“For me personally, I like the idea of them not having a chance at all to return it,” Blankenship said. “When I do happen to get a touchback, it’s a sigh of relief for me. I’m just allowing our defense a guaranteed number of yards to work with when they come out on the field. I’ve been doing a pretty good job of keeping other teams in the end zone so far.”
Blankenship has at least five touchbacks in every game this season except at Notre Dame, when he posted one. He had a season-high eight against Missouri and has an average of six in SEC games. If that trajectory maintains, it would shatter Butler’s best.
“More times than not I know as soon as it comes off my foot whether or not it’s going to be a touchback,” Blankenship said. “There are times I know it’s going to be clear out of the end zone. Most of the time you’ve got to wait until it hits the apex or starts to come down before you realize whether I hit it really solid.”
As for field-goal kicking, Blankenship has been about as reliable as they come. He’s made 10 of 11 attempts, with the lone miss in South Bend. Blankenship, like much of the team, is in the midst of a career-year.
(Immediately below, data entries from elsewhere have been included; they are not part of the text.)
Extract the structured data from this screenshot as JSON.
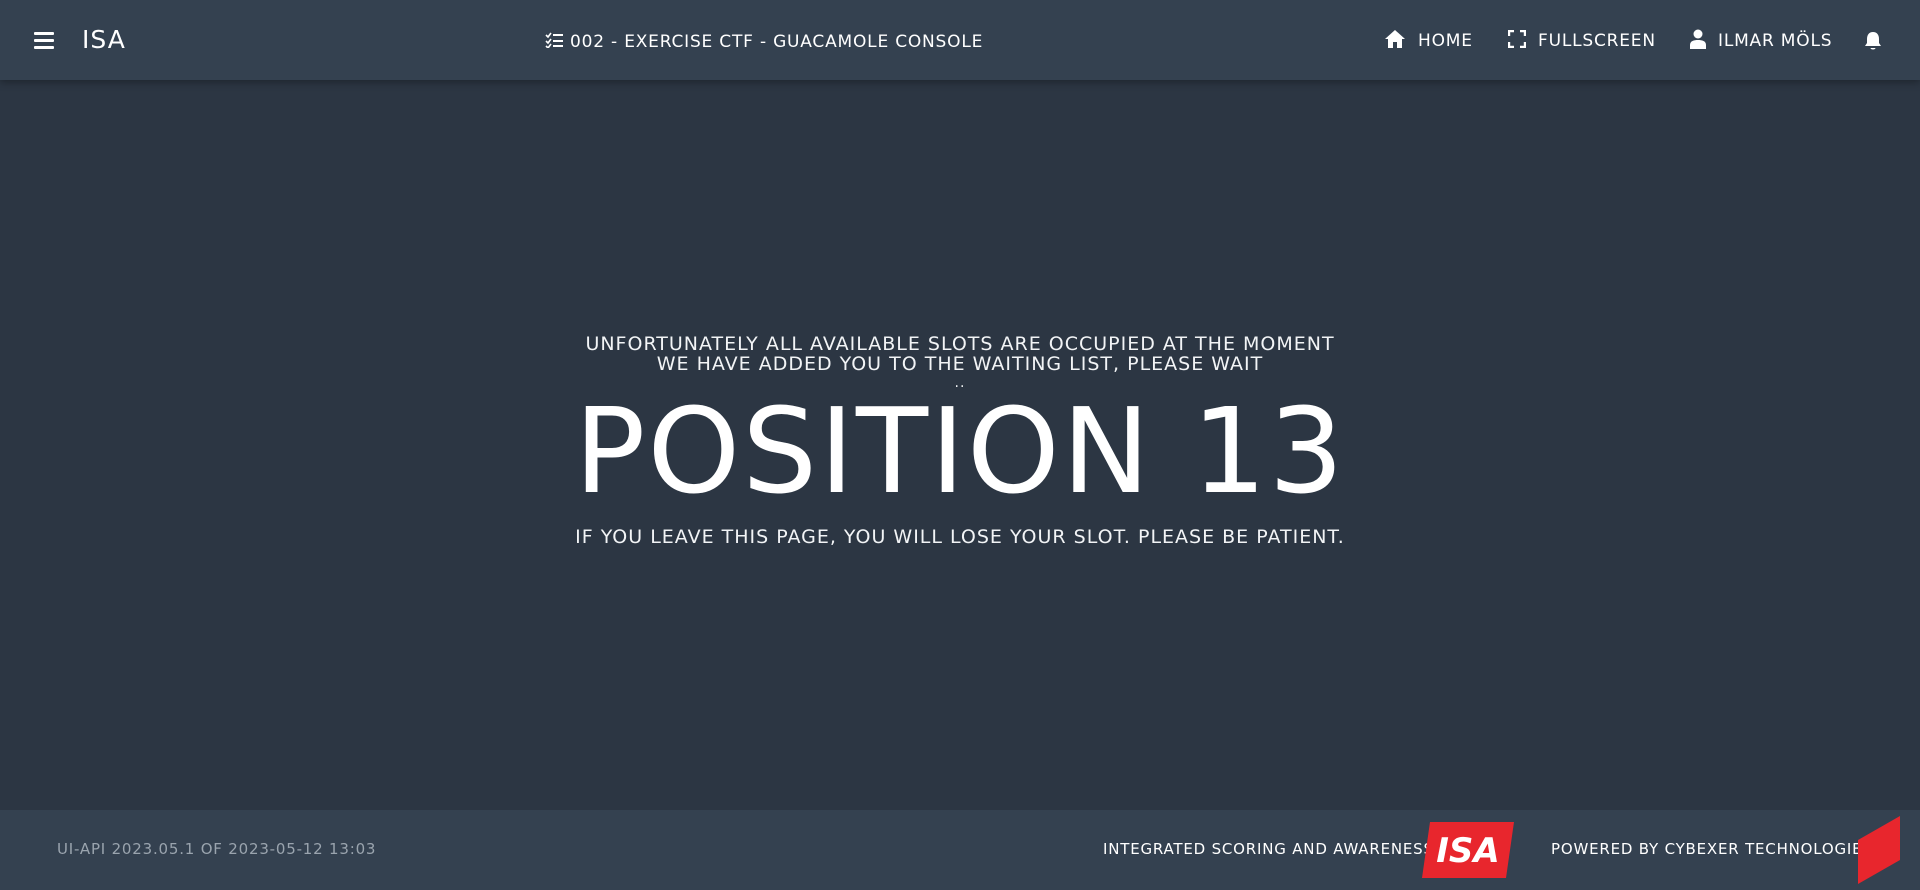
{
  "header": {
    "brand": "ISA",
    "page_title": "002 - EXERCISE CTF - GUACAMOLE CONSOLE",
    "nav": {
      "home": "HOME",
      "fullscreen": "FULLSCREEN",
      "user": "ILMAR MÖLS"
    },
    "icons": {
      "menu": "hamburger-menu-icon",
      "title": "checklist-icon",
      "home": "home-icon",
      "fullscreen": "fullscreen-icon",
      "user": "person-icon",
      "notifications": "bell-icon"
    }
  },
  "waiting": {
    "line1": "UNFORTUNATELY ALL AVAILABLE SLOTS ARE OCCUPIED AT THE MOMENT",
    "line2": "WE HAVE ADDED YOU TO THE WAITING LIST, PLEASE WAIT",
    "dots": "..",
    "position_label": "POSITION",
    "position_value": "13",
    "warning": "IF YOU LEAVE THIS PAGE, YOU WILL LOSE YOUR SLOT. PLEASE BE PATIENT."
  },
  "footer": {
    "version": "UI-API 2023.05.1 OF 2023-05-12 13:03",
    "isa_label": "INTEGRATED SCORING AND AWARENESS",
    "isa_logo_text": "ISA",
    "powered_by": "POWERED BY CYBEXER TECHNOLOGIES",
    "cybexer_logo_text": "CYBEXER TECHNOLOGIES"
  },
  "colors": {
    "background": "#2c3643",
    "bars": "#344150",
    "accent_red": "#e8262d",
    "muted_text": "#9aa4ae"
  }
}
Blankenship is significantly leaner and stronger than when he arrived on campus, he confirmed. Working with Butler, a UGA special-teams coach, and his father, Ken Blankenship, has gone a long way, he said.
Jumping from a 38 percent touchback rate to 74 percent in one season is a rare feat. And that’s part of what earned the walk-on a scholarship.
Ken Blankenship went public in his criticism of coach Kirby Smart for not rewarding his son with a scholarship. He questioned why Rodrigo would stay in the program.
That was in January. Then came the game against the Fighting Irish on Sept. 9. Blankenship clinched kickoff duties, fending off David Marvin, and notched the game-winner against a potential playoff team. Notre Dame hasn’t lost since that 20-19 defeat.
Smart told Georgia players after the game that Blankenship received a scholarship, to the cheers of his teammates.
“It’s a dream come true since the day I committed here the December of my senior year,” he said afterward. “It’s been a dream to play for the University of Georgia on scholarship. Now it’s coming to fruition.”
From walk-on to scholarship to the record books: Blankenship wasn’t aware he was kicking down the door of history, but he wouldn’t mind being etched in glory, even if it’s for something that’s minor to the casual fan.
“It’d be nice to get it,” he said. “But, at the end of the day, I’m trying to get as many touchbacks as I can, to be the best asset I can be for this team. Any records I can get along the way are just icing on the cake.”